Assignment:
Could you give the data that follows again exactly, without its pictures?

________________________

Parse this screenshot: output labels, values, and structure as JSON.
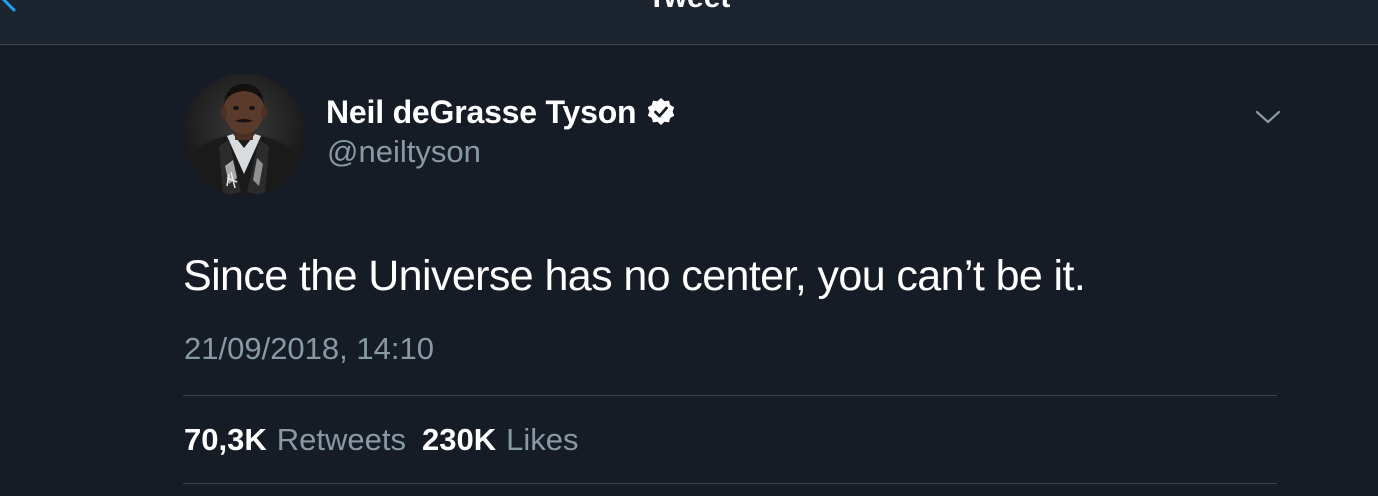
{
  "nav": {
    "title": "Tweet",
    "back_icon": "chevron-left-icon",
    "accent_color": "#1da1f2"
  },
  "tweet": {
    "author": {
      "name": "Neil deGrasse Tyson",
      "handle": "@neiltyson",
      "verified": true,
      "verified_icon": "verified-badge-icon"
    },
    "more_icon": "chevron-down-icon",
    "text": "Since the Universe has no center, you can’t be it.",
    "timestamp": "21/09/2018, 14:10",
    "stats": {
      "retweets_count": "70,3K",
      "retweets_label": "Retweets",
      "likes_count": "230K",
      "likes_label": "Likes"
    }
  },
  "colors": {
    "background": "#161c25",
    "nav_background": "#1c2430",
    "divider": "#38444d",
    "secondary_text": "#8899a6"
  }
}
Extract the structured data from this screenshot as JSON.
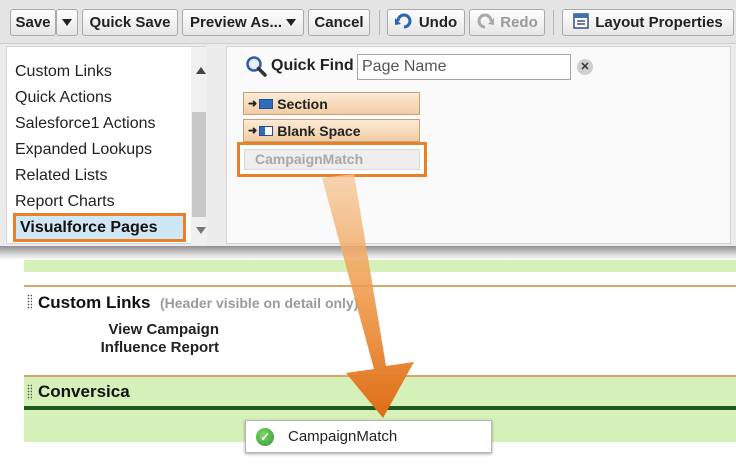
{
  "toolbar": {
    "save_label": "Save",
    "quick_save_label": "Quick Save",
    "preview_as_label": "Preview As...",
    "cancel_label": "Cancel",
    "undo_label": "Undo",
    "redo_label": "Redo",
    "layout_properties_label": "Layout Properties"
  },
  "palette": {
    "categories": [
      "Custom Links",
      "Quick Actions",
      "Salesforce1 Actions",
      "Expanded Lookups",
      "Related Lists",
      "Report Charts",
      "Visualforce Pages"
    ],
    "selected_category": "Visualforce Pages",
    "quick_find_label": "Quick Find",
    "quick_find_placeholder": "Page Name",
    "elements": {
      "section": "Section",
      "blank_space": "Blank Space",
      "campaign_match": "CampaignMatch"
    }
  },
  "layout": {
    "custom_links_title": "Custom Links",
    "custom_links_note": "(Header visible on detail only)",
    "field_line1": "View Campaign",
    "field_line2": "Influence Report",
    "conversica_title": "Conversica",
    "dragged_item": "CampaignMatch"
  },
  "colors": {
    "highlight_orange": "#e8822a",
    "section_green": "#d6f0ba"
  },
  "icons": [
    "dropdown-caret-icon",
    "undo-icon",
    "redo-icon",
    "layout-properties-icon",
    "magnifier-icon",
    "clear-icon",
    "section-icon",
    "blank-space-icon",
    "drag-arrow-icon",
    "checkmark-icon"
  ]
}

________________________

Answer below:
Parse this screenshot: output labels, values, and structure as JSON.
{
  "nav": {
    "title": "Tweet",
    "back_icon": "chevron-left-icon",
    "accent_color": "#1da1f2"
  },
  "tweet": {
    "author": {
      "name": "Neil deGrasse Tyson",
      "handle": "@neiltyson",
      "verified": true,
      "verified_icon": "verified-badge-icon"
    },
    "more_icon": "chevron-down-icon",
    "text": "Since the Universe has no center, you can’t be it.",
    "timestamp": "21/09/2018, 14:10",
    "stats": {
      "retweets_count": "70,3K",
      "retweets_label": "Retweets",
      "likes_count": "230K",
      "likes_label": "Likes"
    }
  },
  "colors": {
    "background": "#161c25",
    "nav_background": "#1c2430",
    "divider": "#38444d",
    "secondary_text": "#8899a6"
  }
}
Extract the structured data from this screenshot as JSON.
{
  "toolbar": {
    "save_label": "Save",
    "quick_save_label": "Quick Save",
    "preview_as_label": "Preview As...",
    "cancel_label": "Cancel",
    "undo_label": "Undo",
    "redo_label": "Redo",
    "layout_properties_label": "Layout Properties"
  },
  "palette": {
    "categories": [
      "Custom Links",
      "Quick Actions",
      "Salesforce1 Actions",
      "Expanded Lookups",
      "Related Lists",
      "Report Charts",
      "Visualforce Pages"
    ],
    "selected_category": "Visualforce Pages",
    "quick_find_label": "Quick Find",
    "quick_find_placeholder": "Page Name",
    "elements": {
      "section": "Section",
      "blank_space": "Blank Space",
      "campaign_match": "CampaignMatch"
    }
  },
  "layout": {
    "custom_links_title": "Custom Links",
    "custom_links_note": "(Header visible on detail only)",
    "field_line1": "View Campaign",
    "field_line2": "Influence Report",
    "conversica_title": "Conversica",
    "dragged_item": "CampaignMatch"
  },
  "colors": {
    "highlight_orange": "#e8822a",
    "section_green": "#d6f0ba"
  },
  "icons": [
    "dropdown-caret-icon",
    "undo-icon",
    "redo-icon",
    "layout-properties-icon",
    "magnifier-icon",
    "clear-icon",
    "section-icon",
    "blank-space-icon",
    "drag-arrow-icon",
    "checkmark-icon"
  ]
}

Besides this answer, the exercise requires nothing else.